The approach to stage one today see’s competitors become more personally acquainted with their bikes .Yes, It’s the first major carry of the Mavic® Trans – Provence. A 500 metre carry or push depending upon your persuasion leads you to a col in the mountains and the first Special Stage of the day.

An equally fierce descent balances out the climb to the summit and fires the riders on to the valley floor and a longer liaison stage than in previous year, with a long road climb to the feed station.

It’s very easy to overuse the word brutal when writing a Mavic® Trans-Provence press release, but it’s near enough unanimous as far as we can tell – 9 out of 10 riders that had enough lung capacity to answer simple questions at the top of a hill reckon the climb to todays Special Stage 2 is brutal !

However – the whooping and shouting at the bottom of the new Special Stage seems to suggest that the all the hard work uphill was well worthwhile.

Another long road section followed by the last fire road climb of the day leads as always to todays the final Special Stage . Fast traversing singletrack with plenty of exposure across desert like hillside drops riders into a wooded valley bottom and a final flat out pedal across undulating (some of it very steeply undulating) singletrack .

No changes in positon for the top riders today but there’s plenty more riding and racing ahead:
1. Nicolas Lau
2. Jérôme Clementz
3. Nicolas Vouilloz
4. Mark Weir
5. Ralph Näf

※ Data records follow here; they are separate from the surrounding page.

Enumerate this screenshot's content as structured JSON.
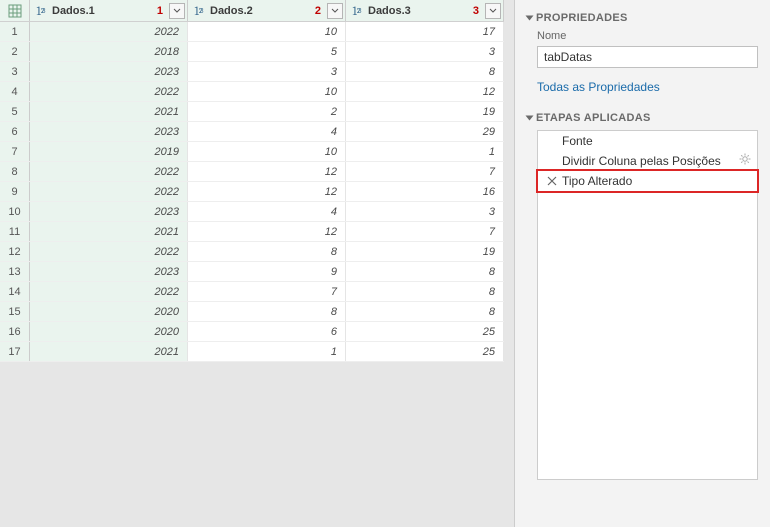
{
  "table": {
    "columns": [
      {
        "label": "Dados.1",
        "num": "1"
      },
      {
        "label": "Dados.2",
        "num": "2"
      },
      {
        "label": "Dados.3",
        "num": "3"
      }
    ],
    "rows": [
      {
        "i": "1",
        "c": [
          "2022",
          "10",
          "17"
        ]
      },
      {
        "i": "2",
        "c": [
          "2018",
          "5",
          "3"
        ]
      },
      {
        "i": "3",
        "c": [
          "2023",
          "3",
          "8"
        ]
      },
      {
        "i": "4",
        "c": [
          "2022",
          "10",
          "12"
        ]
      },
      {
        "i": "5",
        "c": [
          "2021",
          "2",
          "19"
        ]
      },
      {
        "i": "6",
        "c": [
          "2023",
          "4",
          "29"
        ]
      },
      {
        "i": "7",
        "c": [
          "2019",
          "10",
          "1"
        ]
      },
      {
        "i": "8",
        "c": [
          "2022",
          "12",
          "7"
        ]
      },
      {
        "i": "9",
        "c": [
          "2022",
          "12",
          "16"
        ]
      },
      {
        "i": "10",
        "c": [
          "2023",
          "4",
          "3"
        ]
      },
      {
        "i": "11",
        "c": [
          "2021",
          "12",
          "7"
        ]
      },
      {
        "i": "12",
        "c": [
          "2022",
          "8",
          "19"
        ]
      },
      {
        "i": "13",
        "c": [
          "2023",
          "9",
          "8"
        ]
      },
      {
        "i": "14",
        "c": [
          "2022",
          "7",
          "8"
        ]
      },
      {
        "i": "15",
        "c": [
          "2020",
          "8",
          "8"
        ]
      },
      {
        "i": "16",
        "c": [
          "2020",
          "6",
          "25"
        ]
      },
      {
        "i": "17",
        "c": [
          "2021",
          "1",
          "25"
        ]
      }
    ]
  },
  "panel": {
    "properties_title": "PROPRIEDADES",
    "name_label": "Nome",
    "name_value": "tabDatas",
    "all_props_link": "Todas as Propriedades",
    "steps_title": "ETAPAS APLICADAS",
    "steps": {
      "s0": "Fonte",
      "s1": "Dividir Coluna pelas Posições",
      "s2": "Tipo Alterado"
    }
  }
}
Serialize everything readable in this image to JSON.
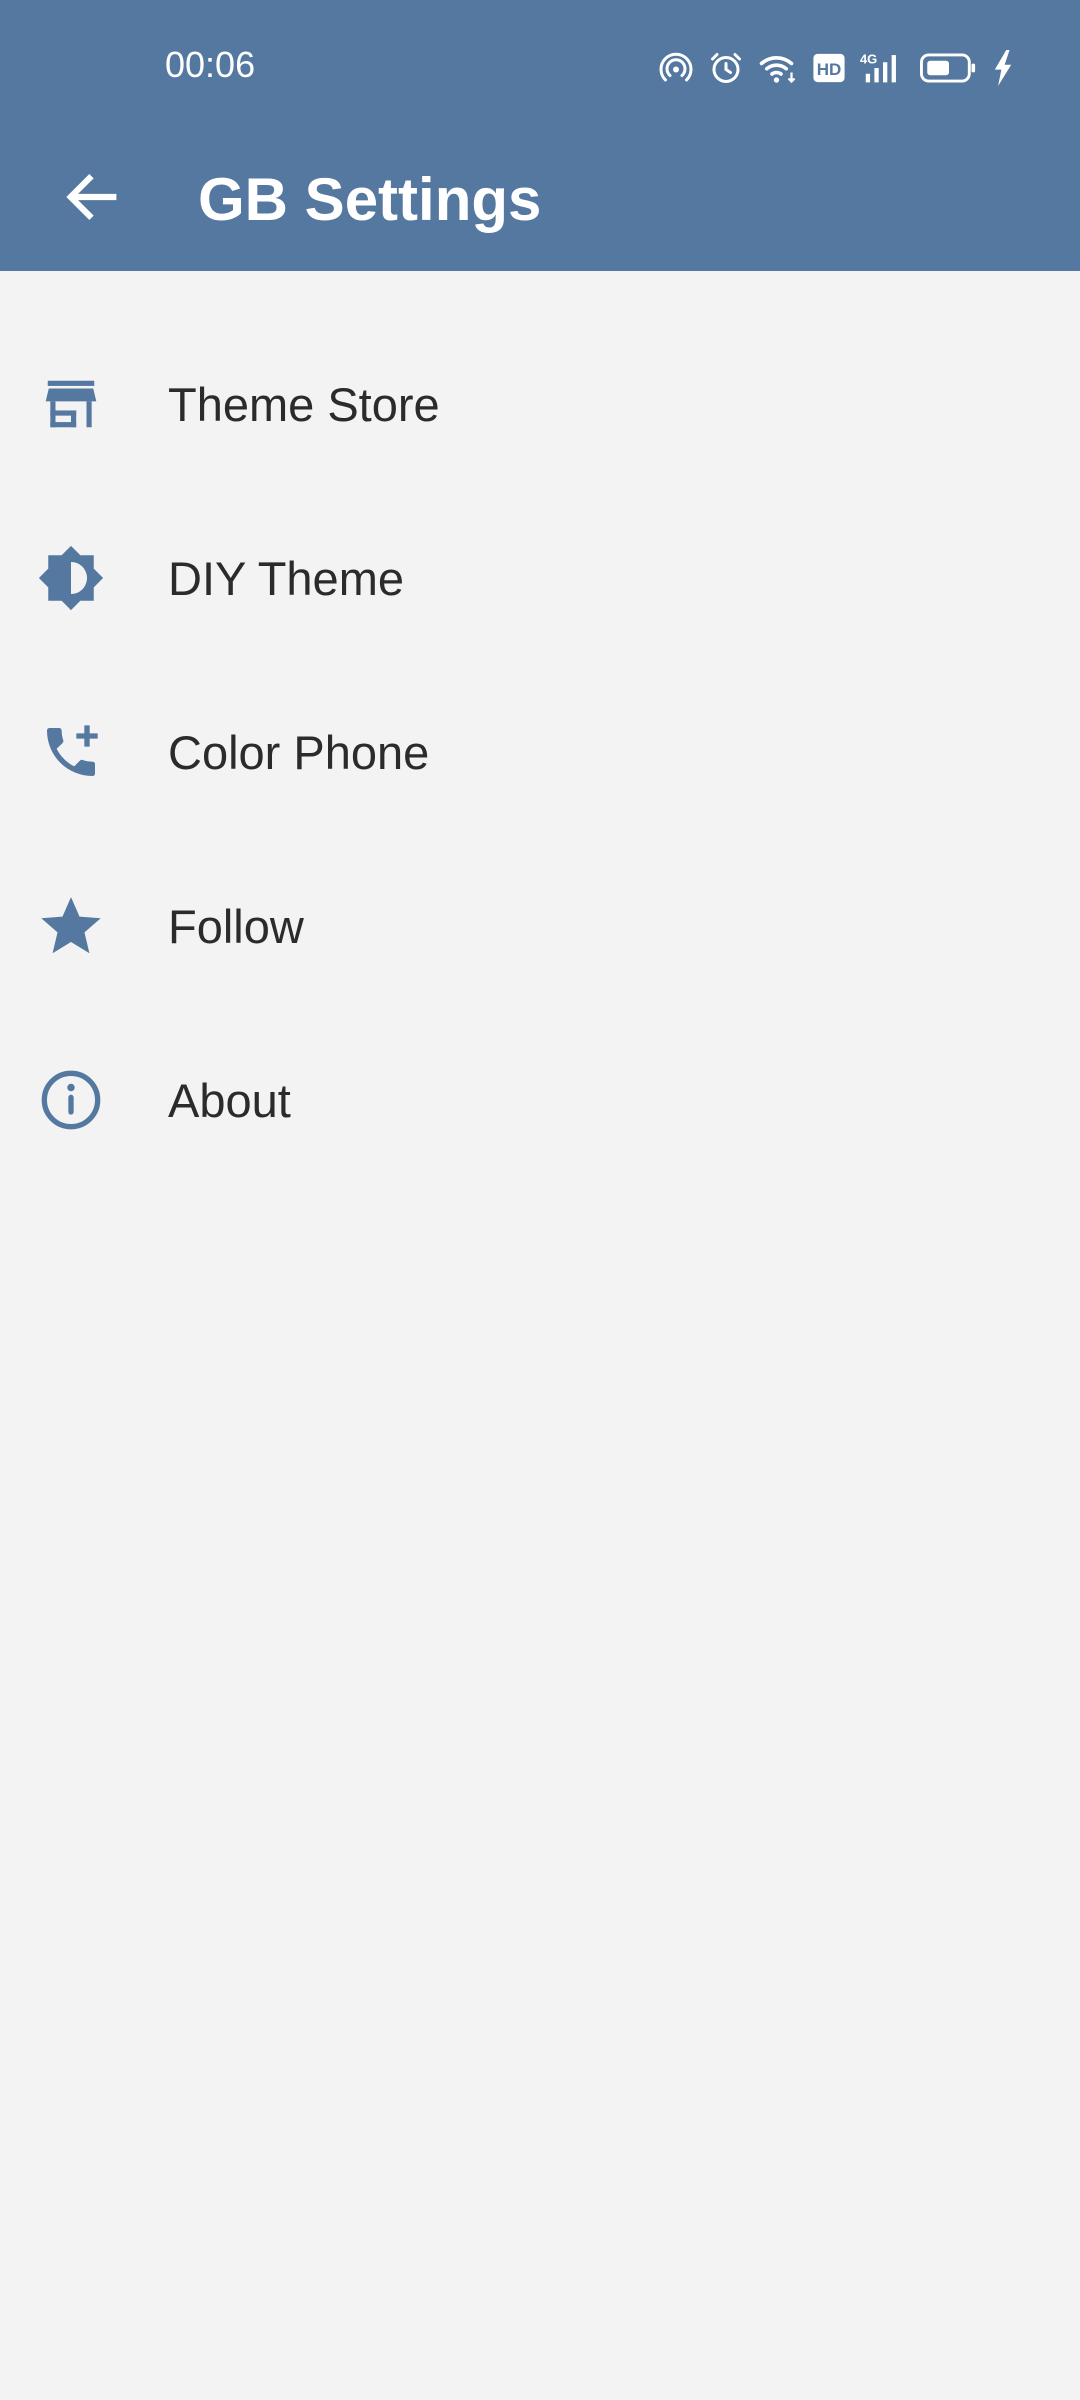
{
  "status_bar": {
    "time": "00:06",
    "icons": [
      "hotspot-icon",
      "alarm-icon",
      "wifi-icon",
      "hd-icon",
      "signal-4g-icon",
      "battery-icon",
      "charging-icon"
    ],
    "hd_label": "HD",
    "network_label": "4G"
  },
  "toolbar": {
    "title": "GB Settings",
    "back_icon": "arrow-back-icon"
  },
  "menu": {
    "items": [
      {
        "label": "Theme Store",
        "icon": "store-icon"
      },
      {
        "label": "DIY Theme",
        "icon": "brightness-icon"
      },
      {
        "label": "Color Phone",
        "icon": "add-call-icon"
      },
      {
        "label": "Follow",
        "icon": "star-icon"
      },
      {
        "label": "About",
        "icon": "info-icon"
      }
    ]
  },
  "colors": {
    "primary": "#54789f",
    "background": "#f3f3f3",
    "text": "#2b2b2b",
    "icon": "#54789f"
  }
}
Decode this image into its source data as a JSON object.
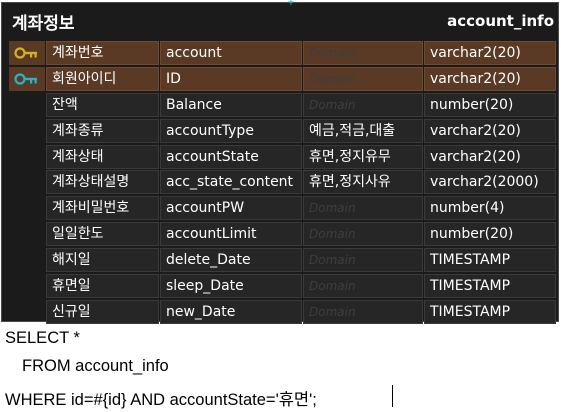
{
  "entity": {
    "logical_name": "계좌정보",
    "physical_name": "account_info",
    "domain_placeholder": "Domain",
    "colors": {
      "primary_key_row": "#5a3a25",
      "key_icon": "#d4b02a",
      "fk_key_icon": "#27b3c6",
      "background": "#1b1b1b"
    },
    "columns": [
      {
        "logical": "계좌번호",
        "physical": "account",
        "domain": "",
        "type": "varchar2(20)",
        "key": "pk"
      },
      {
        "logical": "회원아이디",
        "physical": "ID",
        "domain": "",
        "type": "varchar2(20)",
        "key": "pfk"
      },
      {
        "logical": "잔액",
        "physical": "Balance",
        "domain": "",
        "type": "number(20)",
        "key": ""
      },
      {
        "logical": "계좌종류",
        "physical": "accountType",
        "domain": "예금,적금,대출",
        "type": "varchar2(20)",
        "key": ""
      },
      {
        "logical": "계좌상태",
        "physical": "accountState",
        "domain": "휴면,정지유무",
        "type": "varchar2(20)",
        "key": ""
      },
      {
        "logical": "계좌상태설명",
        "physical": "acc_state_content",
        "domain": "휴면,정지사유",
        "type": "varchar2(2000)",
        "key": ""
      },
      {
        "logical": "계좌비밀번호",
        "physical": "accountPW",
        "domain": "",
        "type": "number(4)",
        "key": ""
      },
      {
        "logical": "일일한도",
        "physical": "accountLimit",
        "domain": "",
        "type": "number(20)",
        "key": ""
      },
      {
        "logical": "해지일",
        "physical": "delete_Date",
        "domain": "",
        "type": "TIMESTAMP",
        "key": ""
      },
      {
        "logical": "휴면일",
        "physical": "sleep_Date",
        "domain": "",
        "type": "TIMESTAMP",
        "key": ""
      },
      {
        "logical": "신규일",
        "physical": "new_Date",
        "domain": "",
        "type": "TIMESTAMP",
        "key": ""
      }
    ]
  },
  "sql": {
    "line1": "SELECT *",
    "line2": "FROM account_info",
    "line3": "WHERE id=#{id} AND accountState='휴면';"
  }
}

Day three results | Overall results after day three

Fotos: Irmo Keizer

Did you enjoy this article? If so, we would be stoked if you decide to support us with a monthly contribution. By becoming a supporter of ENDURO, you will help secure a sustainable future for high-quality mountain bike journalism. Click here to learn more.